● What to produce
Check each line of the records below and collect those that include the word "JSON".

● Data records for software interfaces
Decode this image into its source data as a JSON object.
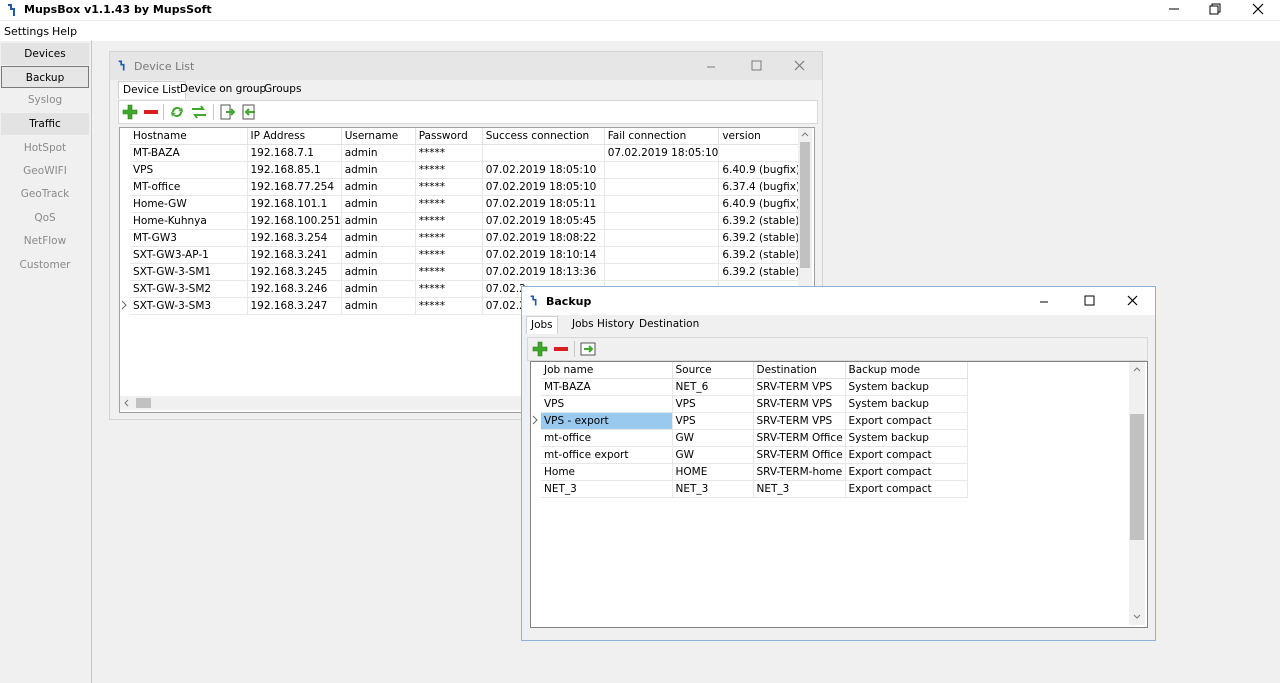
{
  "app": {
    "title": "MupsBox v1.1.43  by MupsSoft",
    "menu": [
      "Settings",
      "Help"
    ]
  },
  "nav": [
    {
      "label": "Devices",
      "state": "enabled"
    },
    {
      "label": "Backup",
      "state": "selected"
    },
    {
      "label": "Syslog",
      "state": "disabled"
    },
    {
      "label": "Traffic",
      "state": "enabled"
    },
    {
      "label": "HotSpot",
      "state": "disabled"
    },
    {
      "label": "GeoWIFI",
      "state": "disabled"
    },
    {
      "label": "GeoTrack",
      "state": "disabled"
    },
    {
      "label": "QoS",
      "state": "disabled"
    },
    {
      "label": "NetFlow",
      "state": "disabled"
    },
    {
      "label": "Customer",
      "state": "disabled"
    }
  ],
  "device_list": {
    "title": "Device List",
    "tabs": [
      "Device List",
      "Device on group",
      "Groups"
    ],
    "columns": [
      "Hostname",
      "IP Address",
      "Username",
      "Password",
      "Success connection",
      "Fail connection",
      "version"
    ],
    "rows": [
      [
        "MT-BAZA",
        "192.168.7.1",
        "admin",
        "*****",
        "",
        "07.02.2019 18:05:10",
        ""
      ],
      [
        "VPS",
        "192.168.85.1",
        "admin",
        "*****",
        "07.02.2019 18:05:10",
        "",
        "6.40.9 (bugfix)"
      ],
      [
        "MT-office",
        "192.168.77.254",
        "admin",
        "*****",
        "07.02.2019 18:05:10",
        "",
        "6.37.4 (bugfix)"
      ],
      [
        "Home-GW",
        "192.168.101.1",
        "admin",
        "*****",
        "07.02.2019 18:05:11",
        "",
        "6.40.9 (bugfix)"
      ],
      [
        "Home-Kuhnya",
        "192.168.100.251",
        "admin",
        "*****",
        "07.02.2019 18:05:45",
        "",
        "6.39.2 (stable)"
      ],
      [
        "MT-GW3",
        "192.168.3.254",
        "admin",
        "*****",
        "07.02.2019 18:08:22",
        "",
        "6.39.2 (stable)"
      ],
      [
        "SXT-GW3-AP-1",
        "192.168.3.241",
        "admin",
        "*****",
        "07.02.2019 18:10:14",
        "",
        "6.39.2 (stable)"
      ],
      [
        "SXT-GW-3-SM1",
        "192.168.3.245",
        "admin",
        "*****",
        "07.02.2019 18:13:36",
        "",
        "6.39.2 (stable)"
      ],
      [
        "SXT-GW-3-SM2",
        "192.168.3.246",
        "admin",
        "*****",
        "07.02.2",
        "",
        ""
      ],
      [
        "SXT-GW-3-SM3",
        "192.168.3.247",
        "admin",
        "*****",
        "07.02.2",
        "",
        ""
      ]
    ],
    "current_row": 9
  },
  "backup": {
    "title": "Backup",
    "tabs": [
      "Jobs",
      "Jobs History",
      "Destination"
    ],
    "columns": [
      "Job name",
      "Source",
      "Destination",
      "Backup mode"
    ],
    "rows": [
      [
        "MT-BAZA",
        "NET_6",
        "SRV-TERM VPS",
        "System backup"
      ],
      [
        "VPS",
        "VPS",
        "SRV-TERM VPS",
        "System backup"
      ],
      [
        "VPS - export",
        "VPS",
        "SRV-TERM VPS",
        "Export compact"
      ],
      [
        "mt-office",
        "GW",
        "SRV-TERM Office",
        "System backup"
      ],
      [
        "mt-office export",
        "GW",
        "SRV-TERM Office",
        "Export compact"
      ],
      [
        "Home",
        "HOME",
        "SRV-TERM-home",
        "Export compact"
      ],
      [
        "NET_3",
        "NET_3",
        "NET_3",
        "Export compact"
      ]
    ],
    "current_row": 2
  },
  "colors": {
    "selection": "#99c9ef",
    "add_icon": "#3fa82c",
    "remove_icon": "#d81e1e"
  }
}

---

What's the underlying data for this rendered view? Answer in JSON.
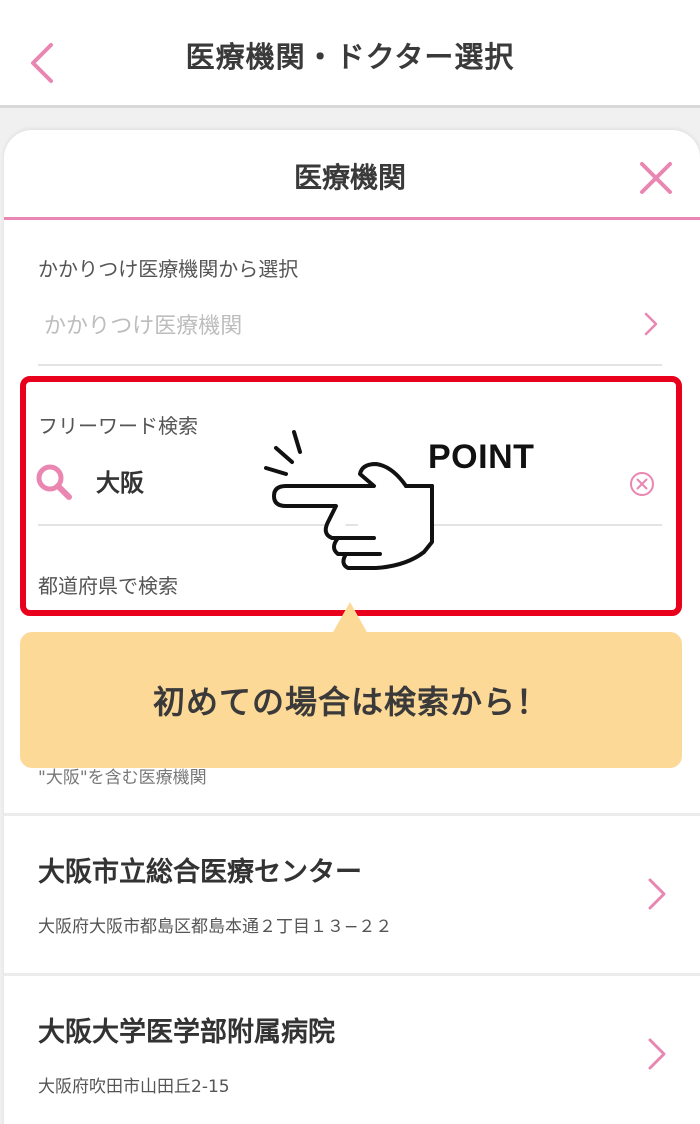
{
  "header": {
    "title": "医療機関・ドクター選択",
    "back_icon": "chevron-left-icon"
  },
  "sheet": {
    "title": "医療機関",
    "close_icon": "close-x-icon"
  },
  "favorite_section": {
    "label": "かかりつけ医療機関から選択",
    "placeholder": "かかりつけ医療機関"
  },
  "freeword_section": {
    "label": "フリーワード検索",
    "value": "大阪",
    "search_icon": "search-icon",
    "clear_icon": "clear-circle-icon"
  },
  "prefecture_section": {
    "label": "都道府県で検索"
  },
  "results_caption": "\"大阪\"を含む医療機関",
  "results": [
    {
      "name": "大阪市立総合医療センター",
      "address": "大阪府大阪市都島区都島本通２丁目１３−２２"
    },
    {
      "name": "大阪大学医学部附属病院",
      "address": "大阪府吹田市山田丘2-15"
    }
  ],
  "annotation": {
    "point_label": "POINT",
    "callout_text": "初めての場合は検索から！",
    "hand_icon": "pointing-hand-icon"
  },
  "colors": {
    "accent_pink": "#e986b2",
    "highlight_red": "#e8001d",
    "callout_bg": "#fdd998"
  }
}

● Response box
Decode this image into its source data as a JSON object.
What's the underlying data for this rendered view? Answer in JSON.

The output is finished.